***** SUPPLIED RECORDS *****
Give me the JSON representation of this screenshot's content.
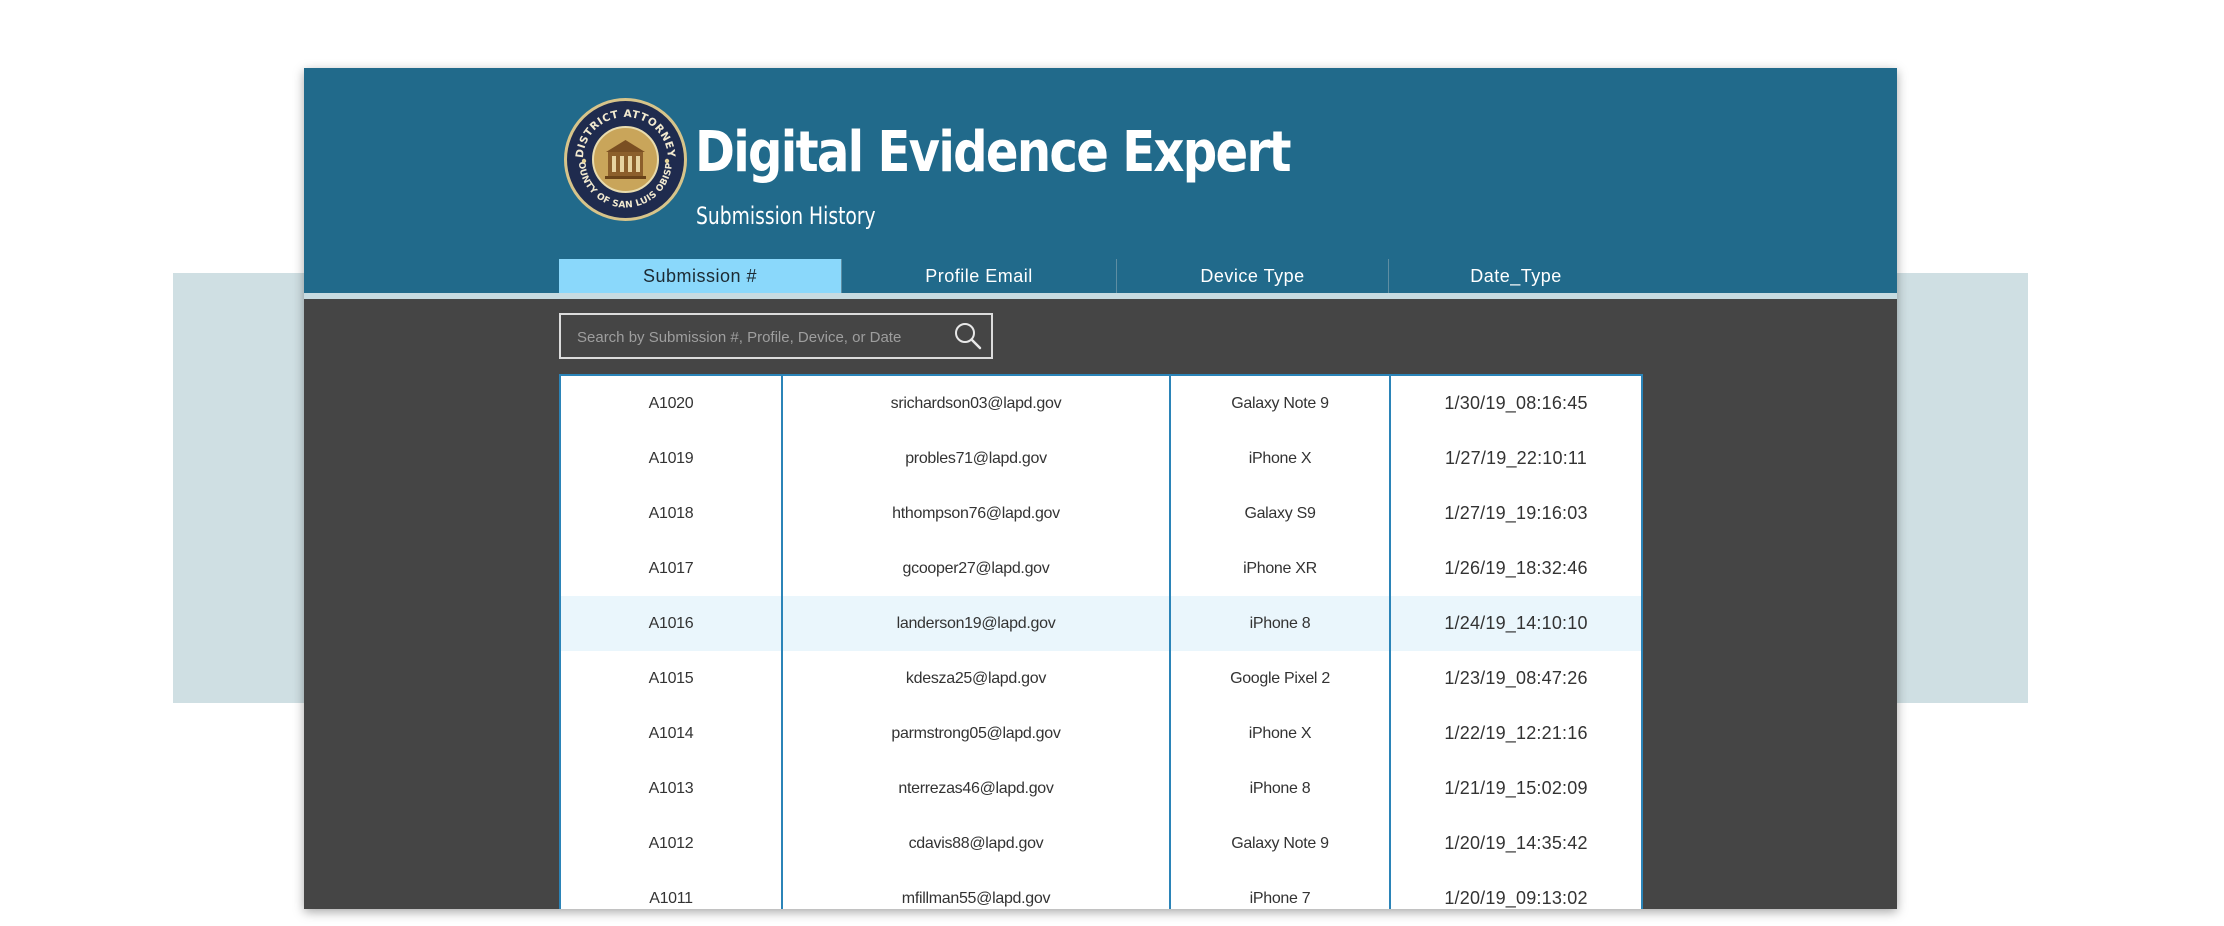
{
  "header": {
    "title": "Digital Evidence Expert",
    "subtitle": "Submission History",
    "seal": {
      "top_text": "DISTRICT ATTORNEY",
      "bottom_text": "COUNTY OF SAN LUIS OBISPO"
    }
  },
  "tabs": [
    {
      "label": "Submission #",
      "active": true
    },
    {
      "label": "Profile Email",
      "active": false
    },
    {
      "label": "Device Type",
      "active": false
    },
    {
      "label": "Date_Type",
      "active": false
    }
  ],
  "search": {
    "placeholder": "Search by Submission #, Profile, Device, or Date"
  },
  "rows": [
    {
      "submission": "A1020",
      "email": "srichardson03@lapd.gov",
      "device": "Galaxy Note 9",
      "date": "1/30/19_08:16:45"
    },
    {
      "submission": "A1019",
      "email": "probles71@lapd.gov",
      "device": "iPhone X",
      "date": "1/27/19_22:10:11"
    },
    {
      "submission": "A1018",
      "email": "hthompson76@lapd.gov",
      "device": "Galaxy S9",
      "date": "1/27/19_19:16:03"
    },
    {
      "submission": "A1017",
      "email": "gcooper27@lapd.gov",
      "device": "iPhone XR",
      "date": "1/26/19_18:32:46"
    },
    {
      "submission": "A1016",
      "email": "landerson19@lapd.gov",
      "device": "iPhone 8",
      "date": "1/24/19_14:10:10",
      "highlighted": true
    },
    {
      "submission": "A1015",
      "email": "kdeszа25@lapd.gov",
      "device": "Google Pixel 2",
      "date": "1/23/19_08:47:26"
    },
    {
      "submission": "A1014",
      "email": "parmstrong05@lapd.gov",
      "device": "iPhone X",
      "date": "1/22/19_12:21:16"
    },
    {
      "submission": "A1013",
      "email": "nterrezas46@lapd.gov",
      "device": "iPhone 8",
      "date": "1/21/19_15:02:09"
    },
    {
      "submission": "A1012",
      "email": "cdavis88@lapd.gov",
      "device": "Galaxy Note 9",
      "date": "1/20/19_14:35:42"
    },
    {
      "submission": "A1011",
      "email": "mfillman55@lapd.gov",
      "device": "iPhone 7",
      "date": "1/20/19_09:13:02"
    }
  ],
  "colors": {
    "header_bg": "#216a8b",
    "active_tab": "#8ad8fb",
    "body_bg": "#454545",
    "table_border": "#2b84b8",
    "row_highlight": "#eaf6fc"
  }
}
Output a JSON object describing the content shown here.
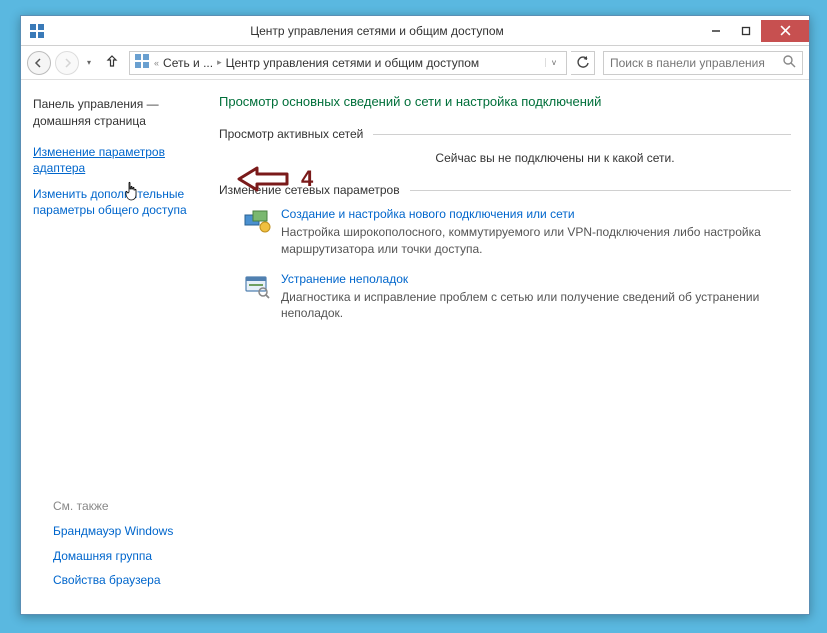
{
  "titlebar": {
    "title": "Центр управления сетями и общим доступом"
  },
  "nav": {
    "crumb1": "Сеть и ...",
    "crumb2": "Центр управления сетями и общим доступом",
    "search_placeholder": "Поиск в панели управления"
  },
  "sidebar": {
    "heading": "Панель управления — домашняя страница",
    "link_adapter": "Изменение параметров адаптера",
    "link_sharing": "Изменить дополнительные параметры общего доступа",
    "footer_title": "См. также",
    "footer_firewall": "Брандмауэр Windows",
    "footer_homegroup": "Домашняя группа",
    "footer_browser": "Свойства браузера"
  },
  "main": {
    "heading": "Просмотр основных сведений о сети и настройка подключений",
    "active_networks_title": "Просмотр активных сетей",
    "not_connected": "Сейчас вы не подключены ни к какой сети.",
    "net_settings_title": "Изменение сетевых параметров",
    "item1_title": "Создание и настройка нового подключения или сети",
    "item1_desc": "Настройка широкополосного, коммутируемого или VPN-подключения либо настройка маршрутизатора или точки доступа.",
    "item2_title": "Устранение неполадок",
    "item2_desc": "Диагностика и исправление проблем с сетью или получение сведений об устранении неполадок."
  },
  "annotation": {
    "number": "4"
  }
}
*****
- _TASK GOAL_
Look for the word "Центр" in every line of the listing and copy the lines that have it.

- _THE ANSWER_
    "title": "Центр управления сетями и общим доступом"
    "crumb2": "Центр управления сетями и общим доступом",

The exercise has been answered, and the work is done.